やしの実通信 by Dr Rieko Hayakawa


The Micronesian MARSEC Project and the Ship Building Concessions of the Nippon Foundation



The late Senator Trood and Dr Bateman. Without the support of these two men, the opposition of the Australian Government could not have been suppressed.










一方で私の発案で当該地域の海洋安全保障政策を検討すべく米豪の専門家、国家議員(豪故人Russel Trood議員等)を招いた研究会を立ち上げた。安倍政権のクアッドに一役買ったはずである。さらに豪州のAnthony Bergin博士が提案していた地域海洋調整センターの設置も私が強く押した。このセンターをパラオに置いたのも私の提案である。地政学上の必要性と、運用環境などが理由だ。




The Micronesian MARSEC Project and the Ship Building Concessions of the Nippon Foundation


It is an honour for the RAND Institute and ifri in France to take up the Micronesian Maritime Security project, which I founded alone. But they are writing with false information from Japanese who are not involved in this project. This has implications for future Indo-Pacific security policy, so I would like to write down the truth, as I have actually launched and promoted this project.


The Micronesian Maritime Security Project, which was launched in 2008, started when Yohei Sasakawa published my idea as his own opinon in a newspaper. The same idea was requested to me to implement it by Mr Hanyu former vice Minister of MLIT. These two men knew nothing about Pacific island countries or maritime security. They made the right decision to entrust me with this project. The Foundation has no one who knows about Pacific Island countries or has experience in setting up projects in the field other than me.

Then what did Sasakawa and Hanyu, who knew nothing about Pacific island countries or maritime security, expect? They were expecting shipbuilding concessions as well as new MLIT and Coast Guard concessions. I was told this directly by the Hanyu himself.

"The Nippon Foundation has a surplus budget for shipbuilding. I'll use this."

This is the reality of Aid? I was saddened to hear this level of response after having gone to the effort to have the presidents of the three Micronesian countries request it.

Even if we provide the ships, the national budgets of the island countries are not enough to maintain and operate them. The US and Australian navies, which know the region well, were opposed to this, but JCG and MLIT staff pushed providing the vessels. Fortunately, Mr Hanyu listened to my advice. I told him, "If you are going to provide ships, you have to provide fuel, maintenance, personnel training, and everything else, or ship will soon be a useless."

In addition to the provision of the ship, the decision was made to provide support on a ten-year basis. Billions of yen would still fall to the Japanese shipbuilding industry and related organisations. Tied aid is fine. As long as the substance is good for recipient countries.

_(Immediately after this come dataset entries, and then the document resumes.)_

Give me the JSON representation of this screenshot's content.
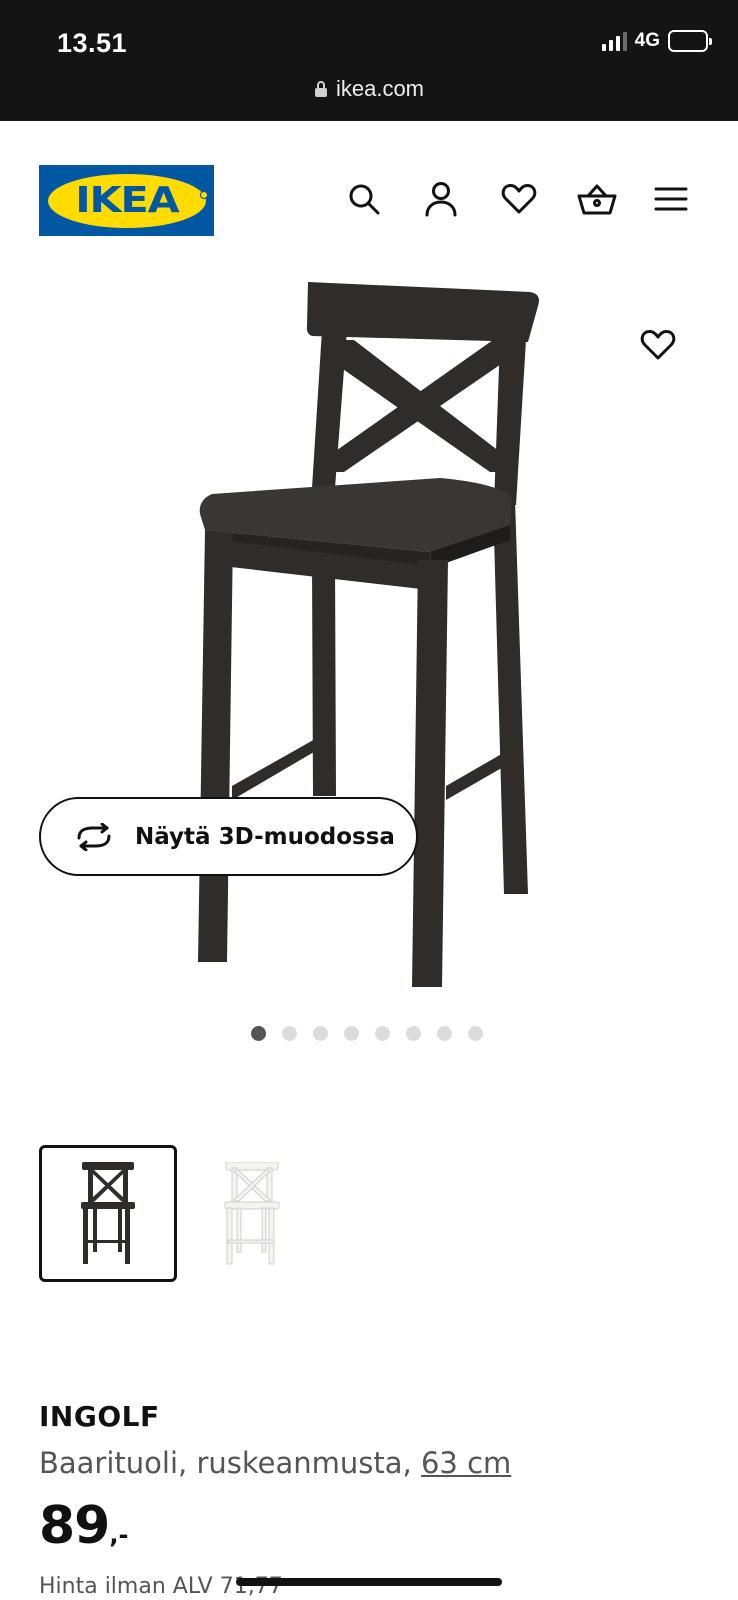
{
  "status_bar": {
    "time": "13.51",
    "network": "4G",
    "url": "ikea.com"
  },
  "header": {
    "logo_text": "IKEA",
    "icons": [
      "search-icon",
      "account-icon",
      "heart-icon",
      "basket-icon",
      "menu-icon"
    ]
  },
  "gallery": {
    "view_3d_label": "Näytä 3D-muodossa",
    "dot_count": 8,
    "active_dot": 1,
    "thumbnails": [
      {
        "color": "brown-black",
        "selected": true
      },
      {
        "color": "white",
        "selected": false
      }
    ]
  },
  "product": {
    "name": "INGOLF",
    "description": "Baarituoli, ruskeanmusta, ",
    "size": "63 cm",
    "price_int": "89",
    "price_dec": ",-",
    "price_vat": "Hinta ilman ALV 71,77"
  },
  "colors": {
    "brand_blue": "#0058a3",
    "brand_yellow": "#ffdb00",
    "text_primary": "#111111",
    "text_secondary": "#555555",
    "chair_brown_black": "#2f2c29"
  }
}
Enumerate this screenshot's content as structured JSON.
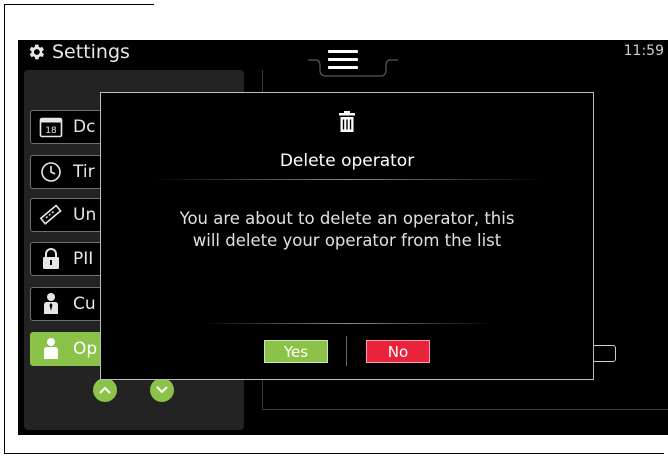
{
  "header": {
    "title": "Settings",
    "clock": "11:59",
    "settings_icon": "gear-icon",
    "menu_icon": "hamburger-menu-icon"
  },
  "sidebar": {
    "items": [
      {
        "label": "Dc",
        "icon": "calendar-icon",
        "calendar_day": "18"
      },
      {
        "label": "Tir",
        "icon": "clock-icon"
      },
      {
        "label": "Un",
        "icon": "ruler-icon"
      },
      {
        "label": "PII",
        "icon": "lock-icon"
      },
      {
        "label": "Cu",
        "icon": "person-tie-icon"
      },
      {
        "label": "Op",
        "icon": "person-icon",
        "active": true
      }
    ],
    "scroll_up_icon": "chevron-up-icon",
    "scroll_down_icon": "chevron-down-icon"
  },
  "operators_panel": {
    "add_label": "+",
    "delete_icon": "trash-icon"
  },
  "dialog": {
    "icon": "trash-icon",
    "title": "Delete operator",
    "message": "You are about to delete an operator, this\nwill delete your operator from the list",
    "yes_label": "Yes",
    "no_label": "No"
  },
  "colors": {
    "accent_green": "#8bc34a",
    "danger_red": "#e8233a",
    "background": "#000000"
  }
}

Meanwhile, on my initiative, I set up a study group inviting US and Australian experts and national legislators (such as the late Australian Senator Russel Trood) to study security policy in the region. This should have played a role in the Abe Quad. I also pushed hard for the establishment of a Regional Marine Coordination Centre, as proposed by Dr Anthony Bergin of Australia. It was also my suggestion that this centre be located in Palau. The reasons were geopolitical necessity and the operational environment.

The US Ambassador once told me about the Japan Coast Guard official who arranged the provision of the surveillance vessel “They can only discuss the size and function of the vessel. It is the first time I have discussed security policy with you."


Again, unfortunately, the Japanese Government is neither leading nor involved in this project. Even within the foundation, I was opposed to the project, but I carried it out on my own. That is why it is important to provide guidance to Japanese government officials.